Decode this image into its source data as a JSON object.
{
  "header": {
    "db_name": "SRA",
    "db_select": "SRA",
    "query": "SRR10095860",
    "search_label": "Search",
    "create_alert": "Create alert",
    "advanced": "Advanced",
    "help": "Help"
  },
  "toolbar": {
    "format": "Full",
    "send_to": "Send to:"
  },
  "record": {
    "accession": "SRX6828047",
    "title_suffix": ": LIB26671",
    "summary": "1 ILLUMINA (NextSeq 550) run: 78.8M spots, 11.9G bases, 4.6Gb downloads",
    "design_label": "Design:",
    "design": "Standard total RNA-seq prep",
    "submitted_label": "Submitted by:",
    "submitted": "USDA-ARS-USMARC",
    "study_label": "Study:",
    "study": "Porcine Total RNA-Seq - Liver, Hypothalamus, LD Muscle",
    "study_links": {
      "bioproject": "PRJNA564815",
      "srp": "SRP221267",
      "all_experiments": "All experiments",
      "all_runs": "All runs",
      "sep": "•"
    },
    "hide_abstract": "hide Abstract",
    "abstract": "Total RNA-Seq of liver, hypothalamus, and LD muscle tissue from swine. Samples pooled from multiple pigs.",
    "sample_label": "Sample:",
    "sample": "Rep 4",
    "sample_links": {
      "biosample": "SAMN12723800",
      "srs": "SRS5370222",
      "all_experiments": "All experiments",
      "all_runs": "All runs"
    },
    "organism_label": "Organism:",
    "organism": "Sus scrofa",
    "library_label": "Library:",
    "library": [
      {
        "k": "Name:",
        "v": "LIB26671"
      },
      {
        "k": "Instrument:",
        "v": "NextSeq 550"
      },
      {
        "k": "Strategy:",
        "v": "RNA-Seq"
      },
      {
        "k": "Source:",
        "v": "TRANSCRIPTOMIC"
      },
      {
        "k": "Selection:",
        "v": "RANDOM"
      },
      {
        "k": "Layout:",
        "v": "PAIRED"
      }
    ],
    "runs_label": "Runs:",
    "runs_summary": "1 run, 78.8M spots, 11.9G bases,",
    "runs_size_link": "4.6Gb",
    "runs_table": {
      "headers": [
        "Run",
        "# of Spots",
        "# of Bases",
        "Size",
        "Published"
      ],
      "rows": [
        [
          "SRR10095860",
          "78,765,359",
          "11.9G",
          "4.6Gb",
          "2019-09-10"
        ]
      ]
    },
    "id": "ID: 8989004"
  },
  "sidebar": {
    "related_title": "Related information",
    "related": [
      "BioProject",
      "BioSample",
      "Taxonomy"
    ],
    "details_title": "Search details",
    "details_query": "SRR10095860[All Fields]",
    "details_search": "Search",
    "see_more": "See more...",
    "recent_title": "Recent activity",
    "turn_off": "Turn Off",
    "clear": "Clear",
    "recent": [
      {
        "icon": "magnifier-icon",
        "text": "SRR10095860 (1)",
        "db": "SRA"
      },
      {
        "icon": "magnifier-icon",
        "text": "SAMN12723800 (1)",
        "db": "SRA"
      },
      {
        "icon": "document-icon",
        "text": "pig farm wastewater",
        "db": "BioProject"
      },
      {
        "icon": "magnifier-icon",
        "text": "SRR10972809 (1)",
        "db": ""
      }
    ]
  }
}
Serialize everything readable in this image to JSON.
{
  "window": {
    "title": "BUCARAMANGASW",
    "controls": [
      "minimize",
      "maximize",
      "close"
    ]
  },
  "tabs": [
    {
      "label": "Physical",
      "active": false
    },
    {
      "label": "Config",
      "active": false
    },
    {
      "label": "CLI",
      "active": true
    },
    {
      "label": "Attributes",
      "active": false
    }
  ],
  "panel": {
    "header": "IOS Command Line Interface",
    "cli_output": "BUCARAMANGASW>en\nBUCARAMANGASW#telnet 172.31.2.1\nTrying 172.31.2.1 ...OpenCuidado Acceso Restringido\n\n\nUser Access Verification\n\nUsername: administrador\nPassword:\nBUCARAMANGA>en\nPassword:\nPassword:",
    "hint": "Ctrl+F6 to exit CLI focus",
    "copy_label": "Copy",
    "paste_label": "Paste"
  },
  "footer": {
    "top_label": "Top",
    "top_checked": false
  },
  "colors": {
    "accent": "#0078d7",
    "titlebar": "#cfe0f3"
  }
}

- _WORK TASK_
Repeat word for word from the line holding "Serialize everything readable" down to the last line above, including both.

- _EXPECTED OUTPUT_
Serialize everything readable in this image to JSON.
{
  "window": {
    "title": "BUCARAMANGASW",
    "controls": [
      "minimize",
      "maximize",
      "close"
    ]
  },
  "tabs": [
    {
      "label": "Physical",
      "active": false
    },
    {
      "label": "Config",
      "active": false
    },
    {
      "label": "CLI",
      "active": true
    },
    {
      "label": "Attributes",
      "active": false
    }
  ],
  "panel": {
    "header": "IOS Command Line Interface",
    "cli_output": "BUCARAMANGASW>en\nBUCARAMANGASW#telnet 172.31.2.1\nTrying 172.31.2.1 ...OpenCuidado Acceso Restringido\n\n\nUser Access Verification\n\nUsername: administrador\nPassword:\nBUCARAMANGA>en\nPassword:\nPassword:",
    "hint": "Ctrl+F6 to exit CLI focus",
    "copy_label": "Copy",
    "paste_label": "Paste"
  },
  "footer": {
    "top_label": "Top",
    "top_checked": false
  },
  "colors": {
    "accent": "#0078d7",
    "titlebar": "#cfe0f3"
  }
}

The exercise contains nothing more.